The township water plant here withdrew water from township land for distribution and sale unconnected with any beneficial enjoyment of the land from which it was taken. As a result it was stipulated for the summary judgment motion that plaintiffs' well was thereby diminished in flow to the extent that their existing well no longer drew water. Because the engineer may not be immune from a real or supposed cause of action in tort, we consider the measure of plaintiffs' damages if his actions were negligent. The general tort rule in water diversion disputes has been stated as follows:The measure of damages for a wrongful interference with, or obstruction or diversion of percolating waters depends upon the character of the injury as permanent or merely temporary.
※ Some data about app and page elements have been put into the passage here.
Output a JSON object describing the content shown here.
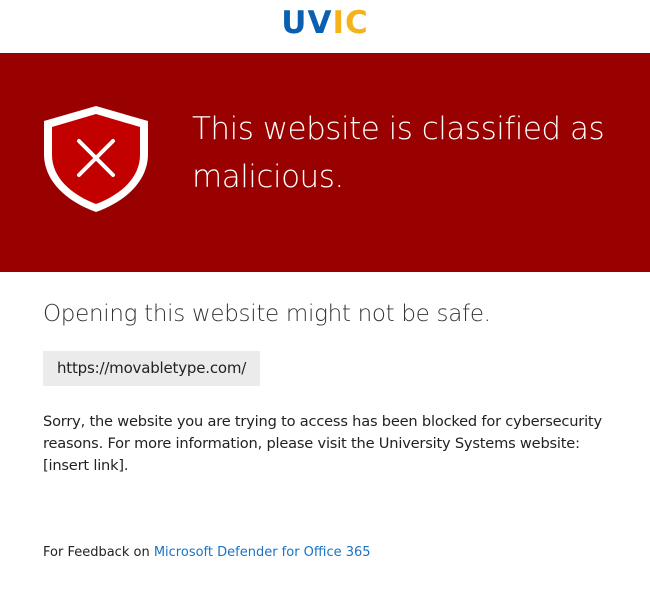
{
  "header": {
    "logo_text_part1": "UV",
    "logo_text_part2": "IC",
    "logo_name": "uvic-logo"
  },
  "banner": {
    "title": "This website is classified as malicious.",
    "background_color": "#990000",
    "icon": "shield-x-icon"
  },
  "main": {
    "subtitle": "Opening this website might not be safe.",
    "blocked_url": "https://movabletype.com/",
    "message": "Sorry, the website you are trying to access has been blocked for cybersecurity reasons. For more information, please visit the University Systems website: [insert link]."
  },
  "footer": {
    "feedback_prefix": "For Feedback on",
    "feedback_link": "Microsoft Defender for Office 365",
    "link_color": "#1b73c4"
  }
}
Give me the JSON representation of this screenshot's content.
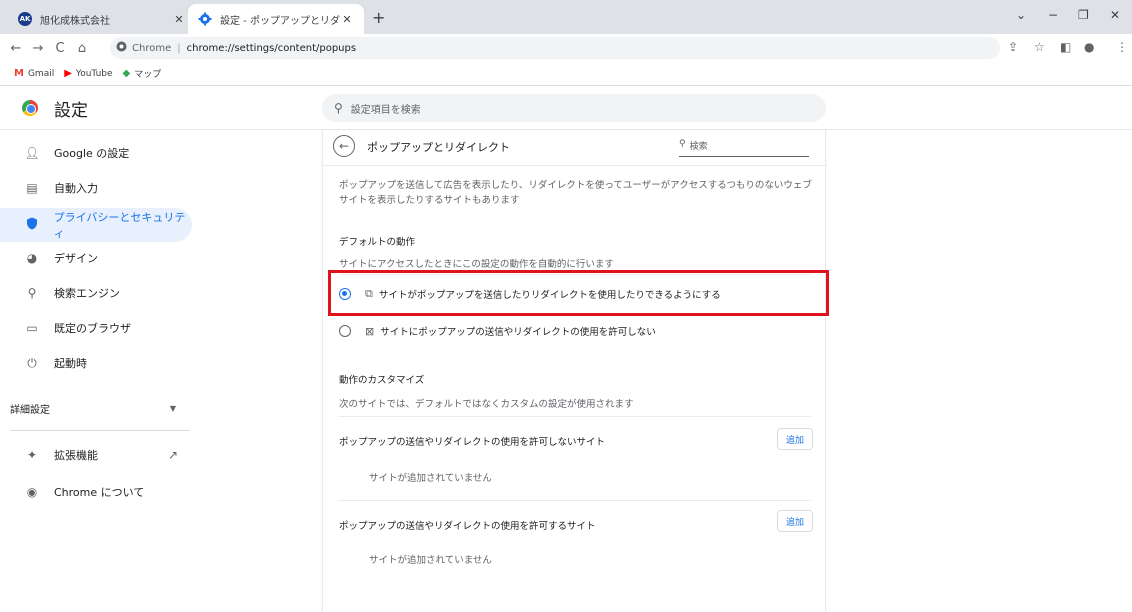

Where the injury is permanent in character, the measure of damages is ordinarily the diminution in the market value of the land. Where the injury is temporary in character, the measure of damages has in some cases been held to be the reasonable cost of remedying the condition, while in other cases it has been held to be the diminution in the rental value of the property, or in the value of its use. [78 Am.Jur.2d, Waters § 173 (1975); footnotes omitted]
Based upon the stipulated facts, any damage under the allegations of negligence in the design, construction or operation of the new municipal wells was temporary since, before plaintiffs abandoned their residence, they knew that the problem could be eliminated and further damage thus prevented by extending the depth of their well at an expense of between $750 and $1,700. Since such an expenditure would have restored the water supply and thus eliminated the problem, plaintiffs' abandonment of the premises and the consequent thefts and vandalism were not a foreseeable proximate result of any negligence by the engineer in the design, construction or maintenance of the new municipal wells. Plaintiffs' failure to deepen their well and their voluntary abandonment of the premises was, under the circumstances, the intervening efficient cause of any additional losses beyond the cost of repairing the well. See Hoppe v. Ranzini, 158 N.J. Super. 158, 166 (App.Div. 1978); Marty v. Erie R.R. Co., 62 N.J. Super. 458, 469 (App.Div. 1960) certif. den. 33 *647 N.J. 387 (1960). Thus, damages for negligent design, construction or operation of the new municipal wells would be measured by the cost of restoring plaintiffs' water supply. Here again, since plaintiffs have already recovered more than the maximum cost stipulated for deepening the well, no further damages would be recoverable against the engineer if in fact he is an independent contractor and thus unprotected by immunity.
For the reasons set forth and on the limited basis asserted in this opinion, summary judgment granted in favor of all defendants is affirmed.